- Centers for Disease Control and Prevention (CDC): Parasites – Insects.
- Ellis, B. R., & Wilcox, B. A. (2009). The ecological dimensions of vector-borne disease research and control. Cadernos de Saúde Pública, 25, S155-S167.
- European Centre for Disease Prevention and Control. Disease Vectors.
- Lemon, S. M., Sparling, P. F., Hamburg, M. A., Relman, D. A., Choffnes, E. R., Mack, A., & Sparling, F. (2008). Vector-borne diseases: understanding the environmental, human health, and ecological connections. Workshop summary. In Vector-borne diseases: understanding the environmental, human health, and ecological connections. Workshop summary. National Academies Press. Link aquí.
- Organización Mundial de la Salud (OMS): Enfermedades transmitidas por vectores.
- Vector-Borne Disease – Primary Examples. MosquitoZone® Corporation.
Main picture: mosquito responsible of Chikungunya (from the Centre for Disease Control and Prevention).

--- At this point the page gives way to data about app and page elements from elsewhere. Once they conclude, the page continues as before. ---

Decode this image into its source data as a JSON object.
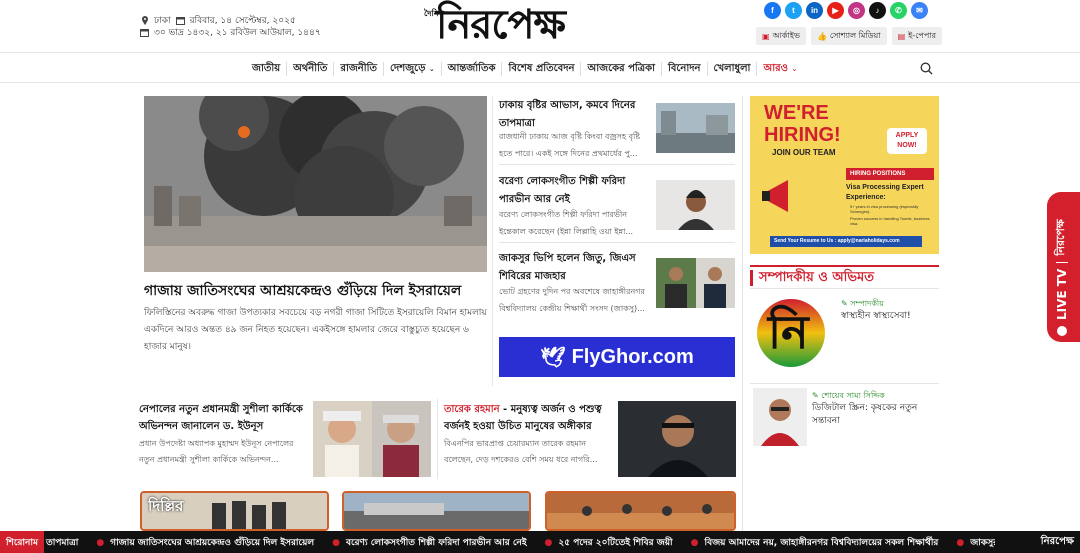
{
  "header": {
    "location": "ঢাকা",
    "date_bn": "রবিবার, ১৪ সেপ্টেম্বর, ২০২৫",
    "date_alt": "৩০ ভাদ্র ১৪৩২, ২১ রবিউল আউয়াল, ১৪৪৭",
    "logo_small": "দৈনিক",
    "logo_big": "নিরপেক্ষ",
    "social_icons": [
      "facebook-icon",
      "twitter-icon",
      "linkedin-icon",
      "youtube-icon",
      "instagram-icon",
      "tiktok-icon",
      "whatsapp-icon",
      "messenger-icon"
    ],
    "buttons": [
      "আর্কাইভ",
      "সোশ্যাল মিডিয়া",
      "ই-পেপার"
    ]
  },
  "nav": {
    "items": [
      "জাতীয়",
      "অর্থনীতি",
      "রাজনীতি",
      "দেশজুড়ে",
      "আন্তর্জাতিক",
      "বিশেষ প্রতিবেদন",
      "আজকের পত্রিকা",
      "বিনোদন",
      "খেলাধুলা",
      "আরও"
    ]
  },
  "lead": {
    "title": "গাজায় জাতিসংঘের আশ্রয়কেন্দ্রও গুঁড়িয়ে দিল ইসরায়েল",
    "summary": "ফিলিস্তিনের অবরুদ্ধ গাজা উপত্যকার সবচেয়ে বড় নগরী গাজা সিটিতে ইসরায়েলি বিমান হামলায় একদিনে আরও অন্তত ৪৯ জন নিহত হয়েছেন। একইসঙ্গে হামলার জেরে বাস্তুচ্যুত হয়েছেন ৬ হাজার মানুষ।"
  },
  "side_news": [
    {
      "title": "ঢাকায় বৃষ্টির আভাস, কমবে দিনের তাপমাত্রা",
      "summary": "রাজধানী ঢাকায় আজ বৃষ্টি কিংবা বজ্রসহ বৃষ্টি হতে পারে। একই সঙ্গে দিনের প্রথমার্ধের পু..."
    },
    {
      "title": "বরেণ্য লোকসংগীত শিল্পী ফরিদা পারভীন আর নেই",
      "summary": "বরেণ্য লোকসংগীত শিল্পী ফরিদা পারভীন ইন্তেকাল করেছেন (ইন্না লিল্লাহি ওয়া ইন্না..."
    },
    {
      "title": "জাকসুর ভিপি হলেন জিতু, জিএস শিবিরের মাজহার",
      "summary": "ভোট গ্রহণের দুদিন পর অবশেষে জাহাঙ্গীরনগর বিশ্ববিদ্যালয় কেন্দ্রীয় শিক্ষার্থী সংসদ (জাকসু)..."
    }
  ],
  "ad_flyghor": "FlyGhor.com",
  "hiring_ad": {
    "headline": "WE'RE HIRING!",
    "sub": "JOIN OUR TEAM",
    "apply": "APPLY NOW!",
    "positions_label": "HIRING POSITIONS",
    "role": "Visa Processing Expert",
    "exp_label": "Experience:",
    "exp1": "5+ years in visa processing (especially Schengen).",
    "exp2": "Proven success in handling Tourist, business visa.",
    "footer": "Send Your Resume to Us :  apply@nariaholidays.com"
  },
  "opinion": {
    "heading": "সম্পাদকীয় ও অভিমত",
    "items": [
      {
        "author": "সম্পাদকীয়",
        "title": "স্বাস্থ্যহীন স্বাস্থ্যসেবা!",
        "logo": "নি"
      },
      {
        "author": "শোয়েব সাম্য সিদ্দিক",
        "title": "ডিজিটাল স্ক্রিন: কৃষকের নতুন সন্তাবনা"
      }
    ]
  },
  "bottom_news": [
    {
      "title": "নেপালের নতুন প্রধানমন্ত্রী সুশীলা কার্কিকে অভিনন্দন জানালেন ড. ইউনূস",
      "summary": "প্রধান উপদেষ্টা অধ্যাপক মুহাম্মদ ইউনূস নেপালের নতুন প্রধানমন্ত্রী সুশীলা কার্কিকে অভিনন্দন..."
    },
    {
      "title_highlight": "তারেক রহমান",
      "title": " - মনুষ্যত্ব অর্জন ও পশুত্ব বর্জনই হওয়া উচিত মানুষের অঙ্গীকার",
      "summary": "বিএনপির ভারপ্রাপ্ত চেয়ারম্যান তারেক রহমান বলেছেন, দেড় দশকেরও বেশি সময় ধরে নাগরি..."
    }
  ],
  "bottom_cards": [
    "দিল্লির"
  ],
  "live_tv": {
    "label": "LIVE TV",
    "brand": "নিরপেক্ষ"
  },
  "ticker": {
    "label": "শিরোনাম",
    "items": [
      "তাপমাত্রা",
      "গাজায় জাতিসংঘের আশ্রয়কেন্দ্রও গুঁড়িয়ে দিল ইসরায়েল",
      "বরেণ্য লোকসংগীত শিল্পী ফরিদা পারভীন আর নেই",
      "২৫ পদের ২০টিতেই শিবির জয়ী",
      "বিজয় আমাদের নয়, জাহাঙ্গীরনগর বিশ্ববিদ্যালয়ের সকল শিক্ষার্থীর",
      "জাকসুর ভিপি হলেন জিতু, জিএস শিবিরের মাজহার"
    ],
    "brand": "নিরপেক্ষ"
  },
  "colors": {
    "accent": "#d0202e",
    "flyghor": "#2a2fd4",
    "hiring_bg": "#f5d55a"
  }
}
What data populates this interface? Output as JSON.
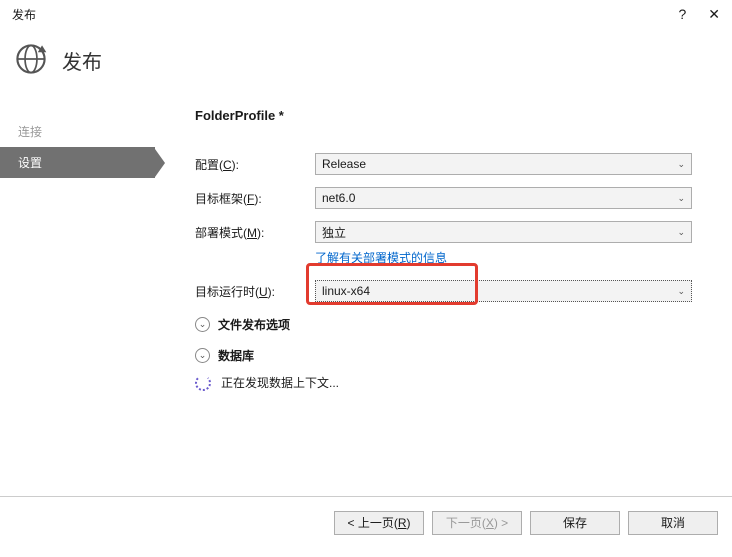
{
  "titlebar": {
    "title": "发布",
    "help": "?",
    "close": "✕"
  },
  "header": {
    "title": "发布"
  },
  "sidebar": {
    "items": [
      {
        "label": "连接"
      },
      {
        "label": "设置"
      }
    ]
  },
  "main": {
    "profile_title": "FolderProfile *",
    "fields": {
      "config": {
        "label_pre": "配置(",
        "hotkey": "C",
        "label_post": "):",
        "value": "Release"
      },
      "framework": {
        "label_pre": "目标框架(",
        "hotkey": "F",
        "label_post": "):",
        "value": "net6.0"
      },
      "deploy": {
        "label_pre": "部署模式(",
        "hotkey": "M",
        "label_post": "):",
        "value": "独立"
      },
      "deploy_link": "了解有关部署模式的信息",
      "runtime": {
        "label_pre": "目标运行时(",
        "hotkey": "U",
        "label_post": "):",
        "value": "linux-x64"
      }
    },
    "expanders": {
      "file_publish": "文件发布选项",
      "database": "数据库"
    },
    "discovering": "正在发现数据上下文..."
  },
  "footer": {
    "prev_pre": "< 上一页(",
    "prev_key": "R",
    "prev_post": ")",
    "next_pre": "下一页(",
    "next_key": "X",
    "next_post": ") >",
    "save": "保存",
    "cancel": "取消"
  }
}
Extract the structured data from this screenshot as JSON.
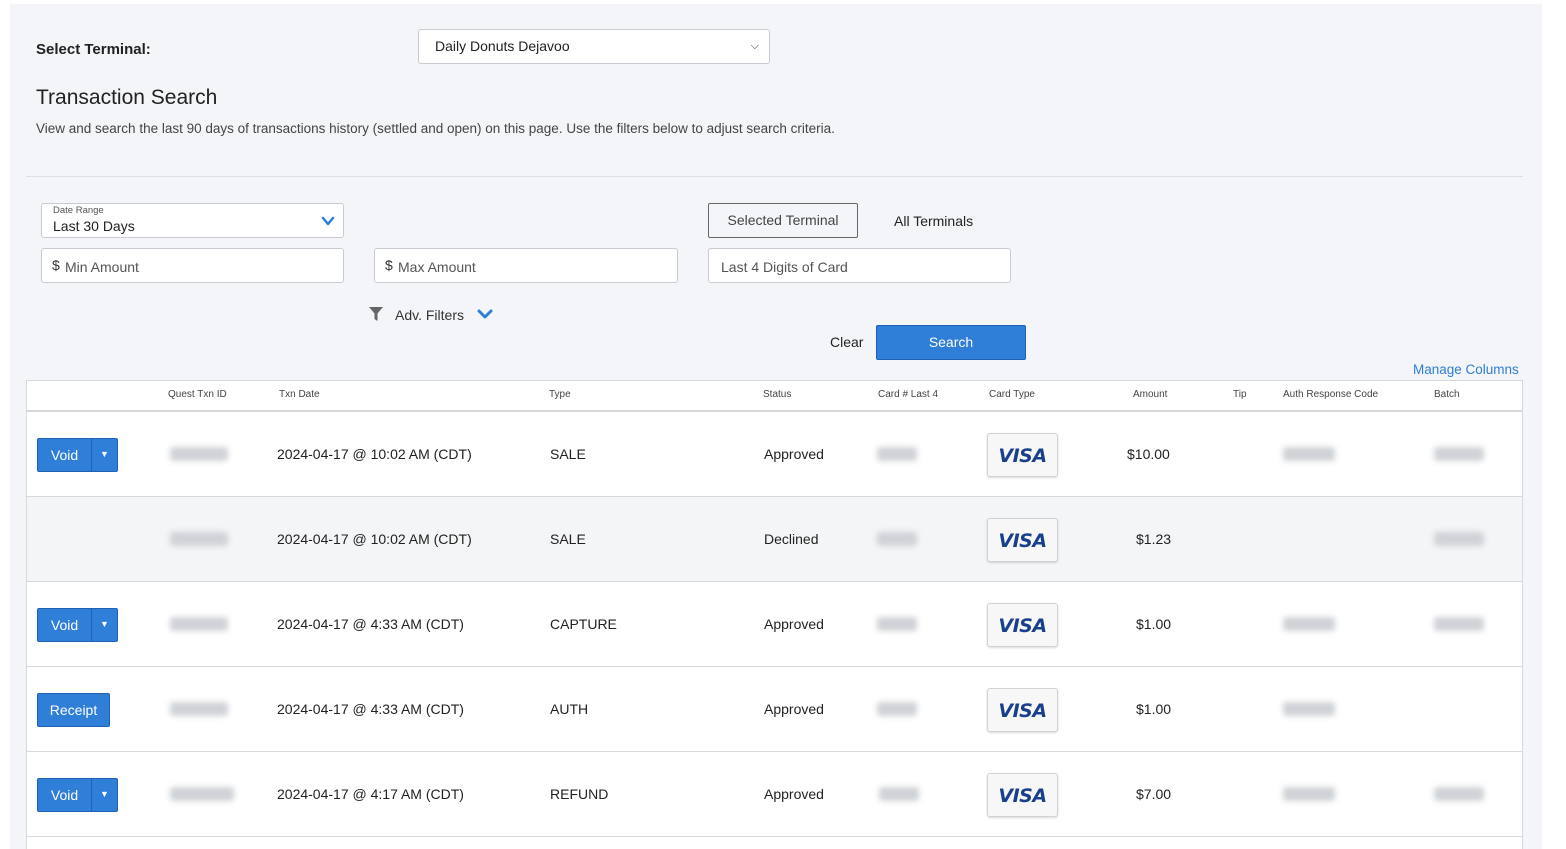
{
  "terminal": {
    "label": "Select Terminal:",
    "selected": "Daily Donuts Dejavoo"
  },
  "page": {
    "title": "Transaction Search",
    "description": "View and search the last 90 days of transactions history (settled and open) on this page. Use the filters below to adjust search criteria."
  },
  "filters": {
    "date_range_label": "Date Range",
    "date_range_value": "Last 30 Days",
    "currency_symbol": "$",
    "min_amount_placeholder": "Min Amount",
    "max_amount_placeholder": "Max Amount",
    "card_digits_placeholder": "Last 4 Digits of Card",
    "terminal_scope_selected": "Selected Terminal",
    "terminal_scope_all": "All Terminals",
    "adv_filters_label": "Adv. Filters",
    "clear_label": "Clear",
    "search_label": "Search",
    "manage_columns_label": "Manage Columns"
  },
  "table": {
    "columns": [
      "Quest Txn ID",
      "Txn Date",
      "Type",
      "Status",
      "Card # Last 4",
      "Card Type",
      "Amount",
      "Tip",
      "Auth Response Code",
      "Batch"
    ],
    "rows": [
      {
        "action": "Void",
        "date": "2024-04-17 @ 10:02 AM (CDT)",
        "type": "SALE",
        "status": "Approved",
        "card_type": "VISA",
        "amount": "$10.00"
      },
      {
        "action": "",
        "date": "2024-04-17 @ 10:02 AM (CDT)",
        "type": "SALE",
        "status": "Declined",
        "card_type": "VISA",
        "amount": "$1.23"
      },
      {
        "action": "Void",
        "date": "2024-04-17 @ 4:33 AM (CDT)",
        "type": "CAPTURE",
        "status": "Approved",
        "card_type": "VISA",
        "amount": "$1.00"
      },
      {
        "action": "Receipt",
        "date": "2024-04-17 @ 4:33 AM (CDT)",
        "type": "AUTH",
        "status": "Approved",
        "card_type": "VISA",
        "amount": "$1.00"
      },
      {
        "action": "Void",
        "date": "2024-04-17 @ 4:17 AM (CDT)",
        "type": "REFUND",
        "status": "Approved",
        "card_type": "VISA",
        "amount": "$7.00"
      }
    ]
  },
  "colors": {
    "accent": "#2f7ed8",
    "panel_bg": "#f3f5f8",
    "visa_blue": "#1a3f8c"
  }
}
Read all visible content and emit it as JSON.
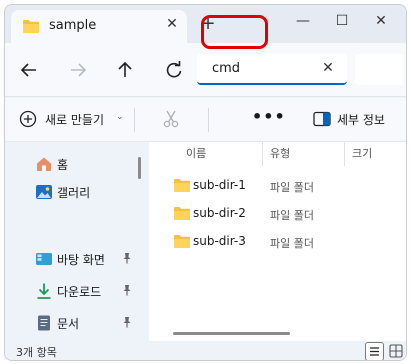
{
  "window": {
    "tab_title": "sample",
    "new_tab_glyph": "+",
    "tab_close_glyph": "✕",
    "minimize_glyph": "—",
    "maximize_glyph": "☐",
    "close_glyph": "✕"
  },
  "navbar": {
    "address_value": "cmd",
    "clear_glyph": "✕"
  },
  "commandbar": {
    "new_label": "새로 만들기",
    "new_chevron": "⌄",
    "more_label": "•••",
    "details_label": "세부 정보"
  },
  "sidebar": {
    "items": [
      {
        "label": "홈",
        "icon": "home-icon",
        "pinned": false
      },
      {
        "label": "갤러리",
        "icon": "gallery-icon",
        "pinned": false
      },
      {
        "label": "바탕 화면",
        "icon": "desktop-icon",
        "pinned": true
      },
      {
        "label": "다운로드",
        "icon": "download-icon",
        "pinned": true
      },
      {
        "label": "문서",
        "icon": "document-icon",
        "pinned": true
      }
    ]
  },
  "filelist": {
    "columns": [
      "이름",
      "유형",
      "크기"
    ],
    "rows": [
      {
        "name": "sub-dir-1",
        "type": "파일 폴더"
      },
      {
        "name": "sub-dir-2",
        "type": "파일 폴더"
      },
      {
        "name": "sub-dir-3",
        "type": "파일 폴더"
      }
    ]
  },
  "status": {
    "item_count": "3개 항목"
  },
  "colors": {
    "accent": "#0067c0",
    "highlight": "#e00000",
    "folder": "#f4c243"
  }
}
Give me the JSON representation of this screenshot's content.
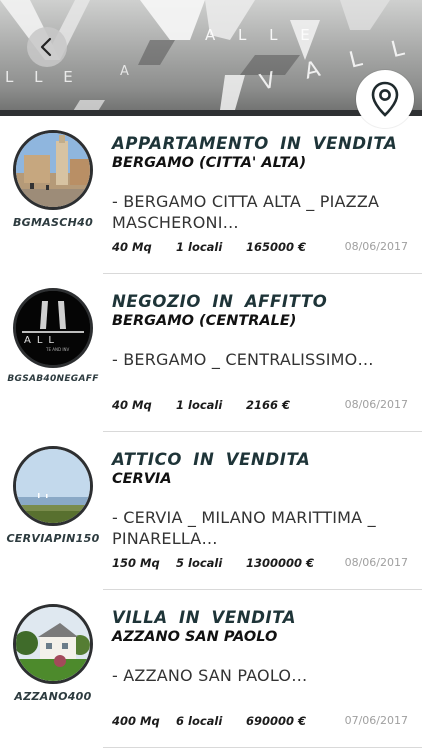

‘Danger mosquito’ icon: Ivlichev Viktor Petrovich